Recording any kind of full-length album is a challenge. Following up an LP that revolutionized rock guitar? That's another matter entirely — and the struggled faced by Jeff Beck as he entered the studio to work on his third solo release.
Beck's second solo album, 1975's Blow by Blow, which found him working alongside keyboardist Max Middleton and producer George Martin on a set of songs that placed him firmly at the rock/jazz fusion vanguard while catapulting him to fresh commercial heights. A Top 10 hit, it gave Beck his first platinum record — and expanded expectations accordingly.

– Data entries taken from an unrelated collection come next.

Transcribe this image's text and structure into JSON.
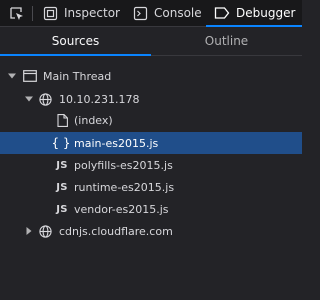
{
  "toolbar": {
    "picker_icon": "element-picker-icon",
    "tabs": [
      {
        "label": "Inspector",
        "icon": "inspector-icon"
      },
      {
        "label": "Console",
        "icon": "console-icon"
      },
      {
        "label": "Debugger",
        "icon": "debugger-icon",
        "selected": true
      }
    ]
  },
  "subtabs": [
    {
      "label": "Sources",
      "selected": true
    },
    {
      "label": "Outline"
    }
  ],
  "tree": {
    "thread": {
      "label": "Main Thread",
      "expanded": true,
      "icon": "window-icon"
    },
    "host1": {
      "label": "10.10.231.178",
      "expanded": true,
      "icon": "globe-icon"
    },
    "files": [
      {
        "label": "(index)",
        "icon": "file-icon"
      },
      {
        "label": "main-es2015.js",
        "icon": "braces-icon",
        "icon_text": "{ }",
        "selected": true
      },
      {
        "label": "polyfills-es2015.js",
        "icon": "js-icon",
        "icon_text": "JS"
      },
      {
        "label": "runtime-es2015.js",
        "icon": "js-icon",
        "icon_text": "JS"
      },
      {
        "label": "vendor-es2015.js",
        "icon": "js-icon",
        "icon_text": "JS"
      }
    ],
    "host2": {
      "label": "cdnjs.cloudflare.com",
      "expanded": false,
      "icon": "globe-icon"
    }
  },
  "colors": {
    "background": "#232327",
    "toolbar": "#18181a",
    "accent": "#0a84ff",
    "selection": "#204e8a"
  }
}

Unsurprisingly, Beck opted not to reinvent his sound for the follow-up. Retaining Middleton and Martin, he added another pair of key contributors for the sessions: former Mahavishnu Orchestra keyboardist Jan Hammer and drummer Narada Michael Walden, both of whom brought original material to the table while broadening the sonic palette he'd employed for Blow by Blow.
Hammer in particular had an audible impact on the new songs, adding synth-derived textures to the arrangements and freeing up Middleton to focus on clavinet and Fender Rhodes. Walden, meanwhile, not only anchored the rhythm section, he wrote half the album, contributing four of the eight tracks recorded by Beck and the new band. The result, in a nod to the album's more electronic sound, was titled Wired.
Released in May 1976, Wired wasn't the groundbreaking effort its predecessor had been; instead, it found Beck building on the fusion template he'd used the previous year. Though the subgenre would soon devolve into an easy listening playground for lowest-common-denominator smooth jazz records, in the early-to-mid-'70s, fusion could be genuinely exciting, as proven by influential hits like Blow by Blow and Herbie Hancock's Head Hunters LP. With Wired, Beck used the arrangements as launchpads into challenging instrumental excursions that took advantage of jazz's freedom without sacrificing rock energy.
That rock/jazz blend was arguably best reflected in a pair of Wired cuts: the Middleton original "Led Boots," which led off the album with a nod to Led Zeppelin, and a cover of Charles Mingus' "Goodbye Pork Pie Hat," which used the jazz legend's classic as a framework for some of Beck's finest guitar work. Throughout the record, the group showcased their rich interplay, summed up with a concluding trio of Walden tracks that left equal room for melody and instrumental virtuosity.
Their efforts were rewarded with another impressive showing on the charts. Although Wired didn't quite reach the heights achieved by Blow by Blow, peaking at No. 16, it added another platinum record to Beck's list of hits, and seemed to cement his status as a rare rock artist who didn't need vocals to enjoy consistent mainstream success. Dating back to 1972's Jeff Beck Group, he'd landed four consecutive releases in the Top 20, each of which had sold at least half a million copies.
Ultimately, Beck would find it difficult to sustain that momentum — his next studio release, There & Back, didn't arrive until 1980 — but the work he'd done throughout the '60s and '70s, capped with the commercial success he achieved with Blow by Blow and Wired, made him a household name while paving the way for decades of creative freedom.
1. Led Boots (4:03)
2. Come Dancing (5:55)
3. Goodbye Pork Pie Hat (5:31)
4. Head for Backstage Pass (2:43)
5. Blue Wind (5:54)
6. Sophie (6:31)
7. Play with Me (4:10)
8. Love Is Green (2:30)
Total Time: 37:17
Line-up / Musicians
- Jeff Beck / electric & acoustic (8) guitars
- Max Middleton / clavinet (1,2,4,6,7), Fender Rhodes (3,6)
- Jan Hammer / synthesizer (1,2,5,7), drums (5)
- Narada Michael Walden / piano (8), drums (1,2,6)
- Wilbur Bascomb / bass
- Ed Greene / drums (2)
- Richard Bailey / drums (3,4)
Posted by Crimhead420 at 9:55 AM